From Mina Kimes' profile of Jalen Ramsey on ESPN.com a few weeks ago.
He was also relentlessly competitive. "He's the biggest sore loser," says Jamal, a firefighter. "If you'd beat him at a game, he'd kick you out of his room." Whenever Jalen was losing at Monopoly, he says, he would jumble up the paper money and insist that it was impossible to tell who was winning. Jamal laughs. "I'm surprised he had friends."
You see paragraphs like this in so many sports feature stories, it is almost a trope. The athlete who is so competitive that he (or she, but let’s face it, in these stories it is almost always a he) refuses to lose at anything ever. (Note, this is not a criticism of Kimes or her story, this just happens to be the most recent one I’ve seen). It’s a characterization that cuts across racial lines. You read it about Aaron Rodgers. You read it about Michael Jordan, who is so famously competitive like this that it is a key component of the Jordan mythology.

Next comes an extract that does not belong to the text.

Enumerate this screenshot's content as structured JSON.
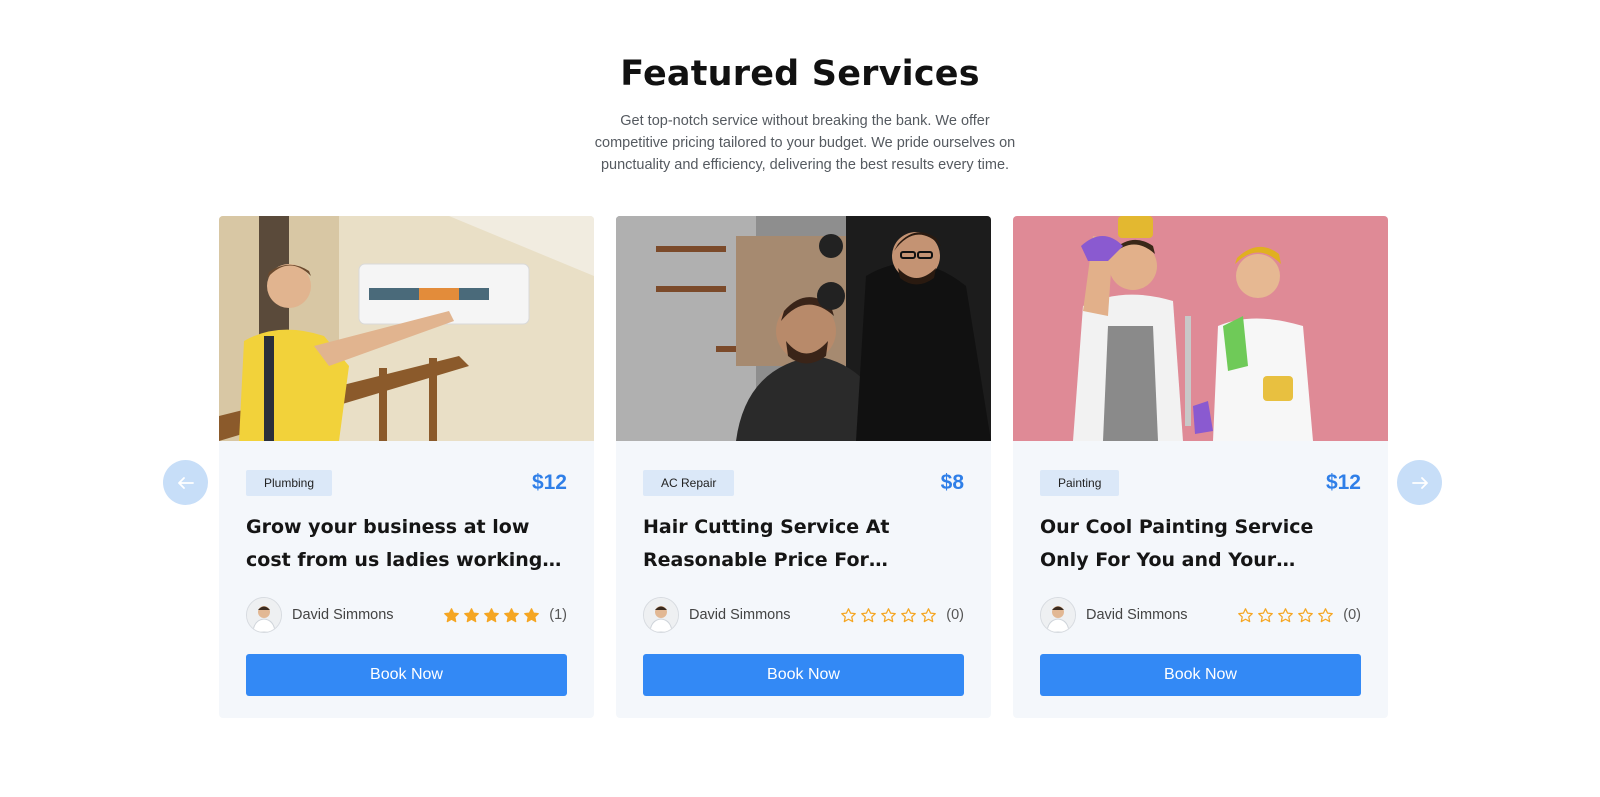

But the more I read descriptions like this, the more one thing strikes me.
This is a horrible personality trait.
Seriously. Read Kimes’ description of Ramsey. Sore loser. Kick you out of the room if he lost a game. “Surprised he had friends.”
We’ve all met that person (or, in lower moments, been that person) who has been the sore loser at a game light. They’re not popular people. They’re not people whom you want in your life. We mock these people.
Except when they’re athletes. Then, we celebrate them.
This is a classic example of The Sport Ethic, which is the series of traits and characteristics that sports sociologists Jay Coakley and Robert Coakley have found are accepted by elite athletes and coaches. One of the key elements of The Sport Ethic is the desire to win. “Athletes are expected to relentlessly seek to improve and achieve perfection. Winning symbolizes improvement and establishes distinction,” they wrote in 2009. Adherance to The Sport Ethic leads to what they call deviant overconformity, where they adhere so closely to these ideas that they can damage their health or well being.
One of the ideas I’ve studied throughout my career is the notion that sports media perpetuate The Sport Ethic through coverage (and, primarily, through the reliance on players and coaches as sources). This is the case here. The idea that being so competitive that you can’t stand to lose any game ever is a clear example of deviant overconformity. It is not healthy behavior.
But in sports, we don’t criticize it. We celebrate it.
And by doing that, we perpetuate it as desired behavior. Even when it isn’t.